Where are the fact-checkers?

The online version of the story also omits the photo showing us and the remains of our lunch (I wanted to clear the tray, but the photographer said “no”), but through the miracle of modern technology, I can repair that omission.

15 minutes of fame (after lunch): From the San Jose Mercury News, 9 November 2000, page 17A.  Reprinted without permission.And, of course, the online version will vanish in a day or so, while the paper version will live on in landfills for centuries to come. So I’ve captured the online version here, complete with original typos.

The New Yorker did better on accuracy when they did a story on “where e-mail goes” — their fact checkers called several times, once to verify that you could, indeed, see mountains when sitting in the IBM Almaden cafeteria. On the other hand, they didn’t like my actual title (Senior Technical Staff Member) and had me make up something slightly crisper (and I’ve forgotten what I made up), so you can’t rely on them 100%, either!

Free Ice Cream
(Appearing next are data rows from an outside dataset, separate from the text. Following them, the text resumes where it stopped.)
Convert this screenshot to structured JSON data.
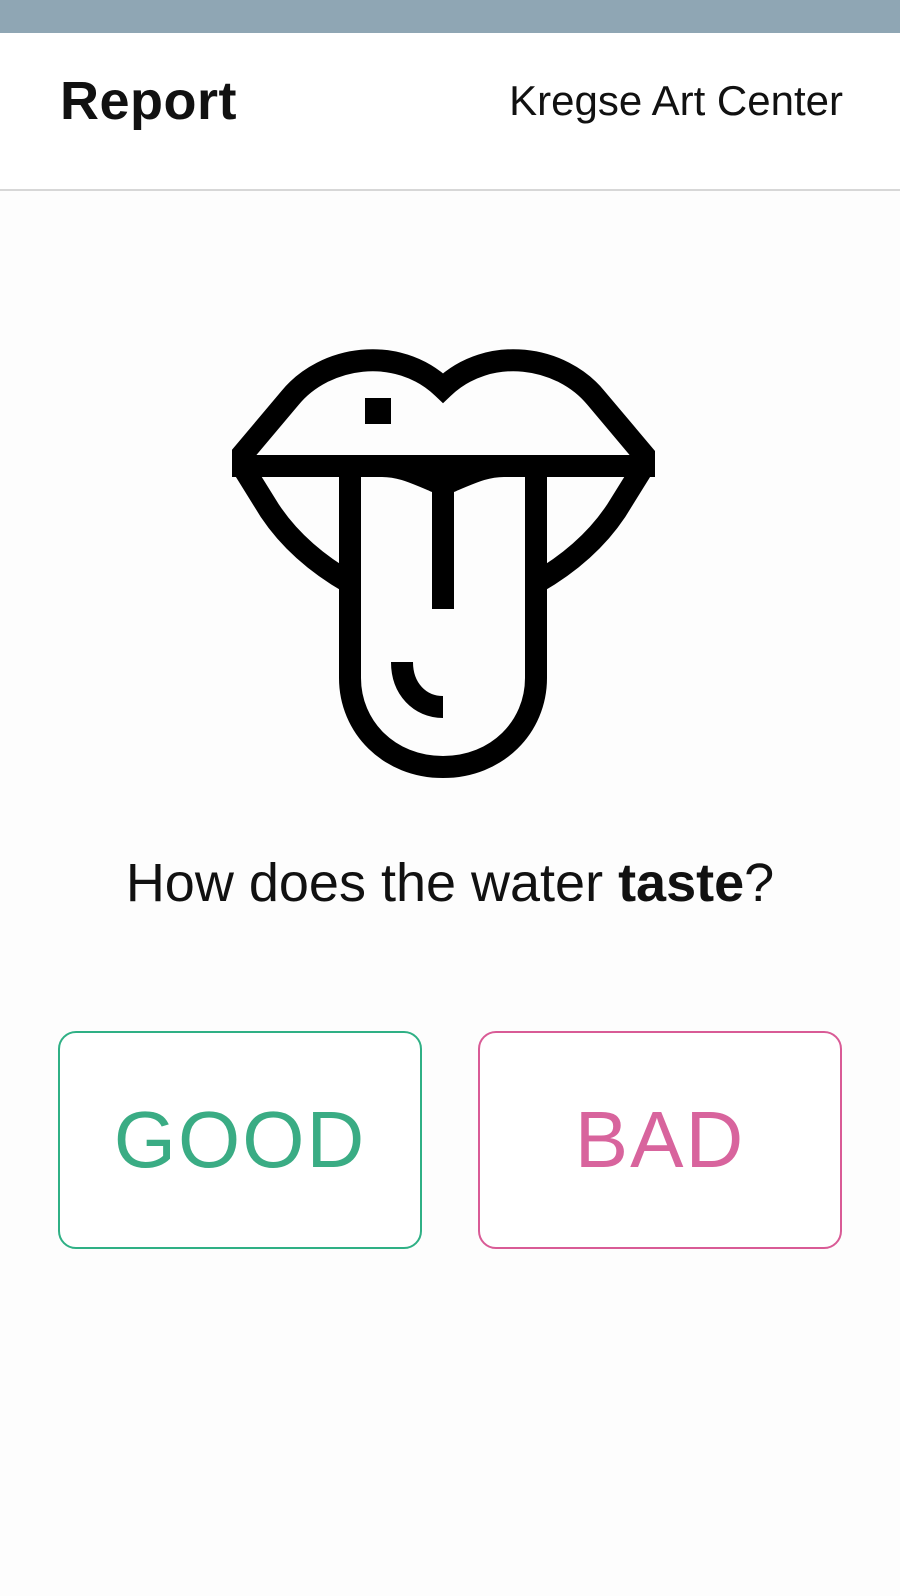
{
  "header": {
    "title": "Report",
    "location": "Kregse Art Center"
  },
  "illustration": {
    "icon": "tongue-out-mouth-icon"
  },
  "question": {
    "prefix": "How does the water ",
    "emphasis": "taste",
    "suffix": "?"
  },
  "choices": {
    "good_label": "GOOD",
    "bad_label": "BAD"
  },
  "colors": {
    "status_bar": "#8fa6b4",
    "good": "#3aac84",
    "bad": "#d8649d"
  }
}
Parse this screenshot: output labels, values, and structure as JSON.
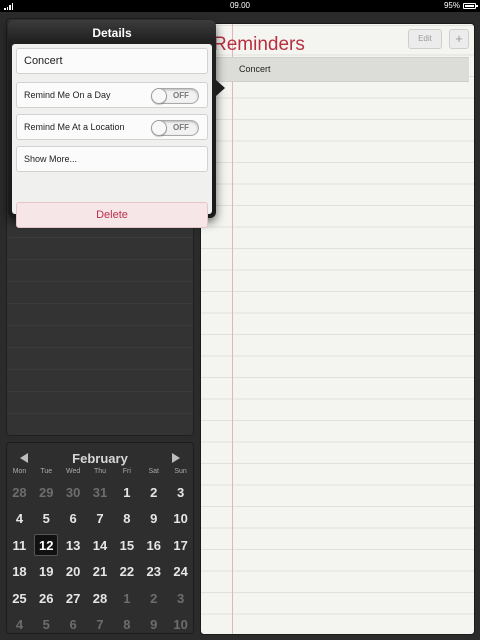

We had a Webvan delivery this morning — as always, they were on time and courteous. Unlike previous deliveries, though, this time the ice cream was very soft; the driver said it had been in the freezer compartment on the truck, but “maybe there was no dry ice”. I called to complain, and the customer service rep immediately credited our account for the price of the ice cream and said she’d check with the warehouse to make sure they’re putting dry ice on the trucks. I’d really rather have had the ice cream arrive solidly frozen, though — tonight, we’ll have to do a quality assurance test on it.